■ **Task**:
What lines in the records include the string "Network"? Return each one.
[Records to process — start]
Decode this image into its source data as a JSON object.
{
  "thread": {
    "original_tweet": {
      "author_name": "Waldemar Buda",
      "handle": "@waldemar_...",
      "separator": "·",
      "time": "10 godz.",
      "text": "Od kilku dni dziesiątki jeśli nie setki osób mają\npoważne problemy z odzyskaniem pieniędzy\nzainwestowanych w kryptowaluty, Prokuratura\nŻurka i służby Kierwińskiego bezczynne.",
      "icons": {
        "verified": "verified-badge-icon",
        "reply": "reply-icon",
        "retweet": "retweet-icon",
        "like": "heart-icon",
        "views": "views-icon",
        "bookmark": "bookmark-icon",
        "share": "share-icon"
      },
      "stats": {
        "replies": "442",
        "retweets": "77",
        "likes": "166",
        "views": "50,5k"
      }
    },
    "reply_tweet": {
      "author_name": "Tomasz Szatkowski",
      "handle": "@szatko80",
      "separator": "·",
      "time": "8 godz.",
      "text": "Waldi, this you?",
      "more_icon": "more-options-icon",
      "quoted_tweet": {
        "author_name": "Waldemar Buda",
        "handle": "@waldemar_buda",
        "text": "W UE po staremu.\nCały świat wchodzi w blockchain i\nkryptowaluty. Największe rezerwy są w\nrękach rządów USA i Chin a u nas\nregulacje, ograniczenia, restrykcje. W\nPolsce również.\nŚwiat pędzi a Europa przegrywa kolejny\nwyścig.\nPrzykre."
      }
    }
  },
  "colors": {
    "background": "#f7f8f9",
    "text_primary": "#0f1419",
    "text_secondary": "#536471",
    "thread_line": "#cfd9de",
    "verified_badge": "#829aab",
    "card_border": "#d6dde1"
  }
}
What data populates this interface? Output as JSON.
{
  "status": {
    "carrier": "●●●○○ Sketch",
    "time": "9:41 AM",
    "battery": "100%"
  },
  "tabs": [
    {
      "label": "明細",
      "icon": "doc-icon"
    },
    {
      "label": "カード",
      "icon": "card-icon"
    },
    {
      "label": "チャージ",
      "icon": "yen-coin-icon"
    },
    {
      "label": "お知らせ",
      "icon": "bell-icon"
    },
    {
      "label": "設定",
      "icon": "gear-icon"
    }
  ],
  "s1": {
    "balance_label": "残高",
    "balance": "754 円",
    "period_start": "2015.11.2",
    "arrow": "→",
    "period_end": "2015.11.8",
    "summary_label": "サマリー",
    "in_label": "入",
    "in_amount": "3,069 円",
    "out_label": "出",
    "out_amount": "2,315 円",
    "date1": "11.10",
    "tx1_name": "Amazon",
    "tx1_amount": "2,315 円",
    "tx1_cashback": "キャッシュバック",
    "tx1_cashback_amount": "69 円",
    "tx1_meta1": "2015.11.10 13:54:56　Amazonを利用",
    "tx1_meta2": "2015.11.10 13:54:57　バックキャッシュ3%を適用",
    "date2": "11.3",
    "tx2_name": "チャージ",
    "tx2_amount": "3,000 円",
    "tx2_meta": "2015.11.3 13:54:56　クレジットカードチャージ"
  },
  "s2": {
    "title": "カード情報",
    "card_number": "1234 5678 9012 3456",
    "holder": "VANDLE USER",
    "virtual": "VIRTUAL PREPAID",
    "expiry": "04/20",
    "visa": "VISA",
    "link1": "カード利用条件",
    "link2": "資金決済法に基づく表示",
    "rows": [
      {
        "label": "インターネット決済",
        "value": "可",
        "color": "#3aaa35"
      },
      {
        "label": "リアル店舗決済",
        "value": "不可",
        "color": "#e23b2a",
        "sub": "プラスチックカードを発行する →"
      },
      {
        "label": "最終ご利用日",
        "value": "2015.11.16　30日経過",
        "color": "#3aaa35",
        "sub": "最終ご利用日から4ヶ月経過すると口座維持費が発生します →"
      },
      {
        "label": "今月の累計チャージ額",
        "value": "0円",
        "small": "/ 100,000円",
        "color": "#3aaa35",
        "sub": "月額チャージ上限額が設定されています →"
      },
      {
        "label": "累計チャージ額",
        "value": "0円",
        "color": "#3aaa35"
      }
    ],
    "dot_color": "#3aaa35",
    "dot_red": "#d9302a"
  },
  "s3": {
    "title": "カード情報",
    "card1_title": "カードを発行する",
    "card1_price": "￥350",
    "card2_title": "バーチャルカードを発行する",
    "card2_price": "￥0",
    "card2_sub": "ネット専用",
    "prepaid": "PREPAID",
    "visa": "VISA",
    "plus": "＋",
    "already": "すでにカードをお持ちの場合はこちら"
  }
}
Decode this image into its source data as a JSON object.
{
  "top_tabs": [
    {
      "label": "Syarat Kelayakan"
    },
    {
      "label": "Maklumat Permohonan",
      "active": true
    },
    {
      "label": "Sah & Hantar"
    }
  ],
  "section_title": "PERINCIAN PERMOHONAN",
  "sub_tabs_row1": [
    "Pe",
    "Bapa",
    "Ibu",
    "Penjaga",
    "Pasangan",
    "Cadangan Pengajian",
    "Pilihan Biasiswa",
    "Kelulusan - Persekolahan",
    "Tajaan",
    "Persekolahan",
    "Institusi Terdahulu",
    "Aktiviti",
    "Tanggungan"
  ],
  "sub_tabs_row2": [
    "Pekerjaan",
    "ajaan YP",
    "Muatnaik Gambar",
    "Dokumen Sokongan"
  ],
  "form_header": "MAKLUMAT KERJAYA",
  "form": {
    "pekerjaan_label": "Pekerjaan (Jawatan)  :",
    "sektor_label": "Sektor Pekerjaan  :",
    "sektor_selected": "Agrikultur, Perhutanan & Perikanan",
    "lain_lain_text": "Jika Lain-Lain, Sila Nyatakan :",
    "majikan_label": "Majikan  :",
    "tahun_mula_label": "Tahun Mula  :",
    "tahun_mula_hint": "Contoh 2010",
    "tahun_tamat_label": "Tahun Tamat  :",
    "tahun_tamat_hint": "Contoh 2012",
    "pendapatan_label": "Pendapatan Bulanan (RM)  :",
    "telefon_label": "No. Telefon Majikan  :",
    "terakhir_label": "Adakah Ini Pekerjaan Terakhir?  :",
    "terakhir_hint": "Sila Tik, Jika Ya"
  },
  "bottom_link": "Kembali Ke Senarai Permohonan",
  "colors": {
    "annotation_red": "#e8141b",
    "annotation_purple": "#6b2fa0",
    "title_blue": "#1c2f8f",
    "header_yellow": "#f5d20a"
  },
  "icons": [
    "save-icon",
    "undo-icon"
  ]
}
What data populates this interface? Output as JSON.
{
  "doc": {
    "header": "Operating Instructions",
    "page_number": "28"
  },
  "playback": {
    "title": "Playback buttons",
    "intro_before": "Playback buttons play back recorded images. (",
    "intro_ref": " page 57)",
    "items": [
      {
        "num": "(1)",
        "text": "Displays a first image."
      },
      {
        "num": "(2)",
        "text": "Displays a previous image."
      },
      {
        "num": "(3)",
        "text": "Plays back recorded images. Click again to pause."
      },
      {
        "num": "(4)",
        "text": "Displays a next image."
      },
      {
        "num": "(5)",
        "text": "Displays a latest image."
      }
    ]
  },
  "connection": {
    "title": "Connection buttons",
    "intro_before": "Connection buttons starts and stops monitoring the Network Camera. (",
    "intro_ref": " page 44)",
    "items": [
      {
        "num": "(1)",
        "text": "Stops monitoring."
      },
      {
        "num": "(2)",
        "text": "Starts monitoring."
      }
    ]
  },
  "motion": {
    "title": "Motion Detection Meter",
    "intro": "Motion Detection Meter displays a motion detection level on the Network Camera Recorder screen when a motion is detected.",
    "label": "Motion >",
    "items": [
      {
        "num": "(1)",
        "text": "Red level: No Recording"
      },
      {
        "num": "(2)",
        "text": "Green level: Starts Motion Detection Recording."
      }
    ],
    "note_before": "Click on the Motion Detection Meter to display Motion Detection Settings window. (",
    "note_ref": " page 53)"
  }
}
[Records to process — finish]
■ **Your solution**:
    "intro_before": "Connection buttons starts and stops monitoring the Network Camera. (",
    "intro": "Motion Detection Meter displays a motion detection level on the Network Camera Recorder screen when a motion is detected.",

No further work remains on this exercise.